According to Porter (1980), the rules of competition are presented in five competitive forces: In general, the five forces are the same for all industries in domestic and international markets, however their strengths may differ in each context, and their power may change due to the evolution of industry. By using Porter's (1980) 'Five Forces' framework we can then look at the airline industry. Currently, the airline industry is facing a recession period mainly due to the events of September the 11th 2001; therefore, entering the airline industry is quite difficult at the moment.

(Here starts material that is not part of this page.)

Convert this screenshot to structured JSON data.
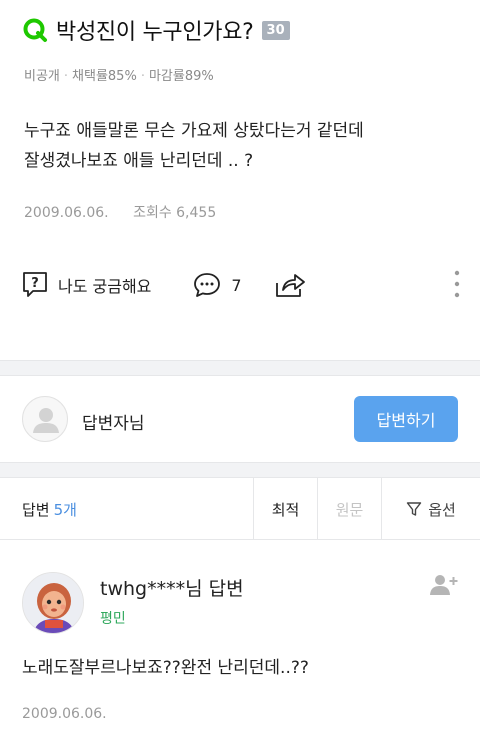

There are a vast amount of charter airlines and low fair airlines, within the market all offering a wide range of products and services that are satisfying consumer needs. Product differentiation and companies requiring high capital investment to purchase or hire aircrafts, technical support etc. are causing entry barriers to be high. Newcomers will also need to be able to access the distribution channels, which is important to achieve access to ground facilities i. e. take-off etc. In addition, the government has to grant the organisation permission to enter airspace.

There has also been a deregulation policy, which has allowed low budget airlines like Easyjet & Ryanair to enter the airline industry. Once an organisation has entered into the market, it is not easy to resign from it due to the rise of switching costs. Therefore, the threat of new entrants is relatively low due to the current business environment of the airline industry. Within the airline industry substitute products can come in the form of alternative travel possibilities such as trains, coaches etc.

However, these substitutes do not fulfil the need to travel worldwide in the shortest time available. Technology in the form of emails and videoconferencing can also decrease the need of travel. There has also been a rise in organisations purchasing corporate jets rather than flying their employee's first class. It has been estimated that there will be a 10% drop in first class travellers by 2005. Buyers can influence competition, as they are able to push prices down and are able to bargain for better quality and service.

However, as consumers that purchase plane tickets do not purchase large amounts they therefore do not have strong bargaining power. Buyers do however have low switching costs and can decide to switch airlines or alternatively decide to travel by other means instead. In general, the threat of buyers is comparatively low. Suppliers within the airline industry consist of aircraft manufacturers, suppliers of fuel and technical support etc. As the airline industry only has a small number of companies which produce aircraft. This means that they have concentrated suppliers, which leads to stronger bargaining power.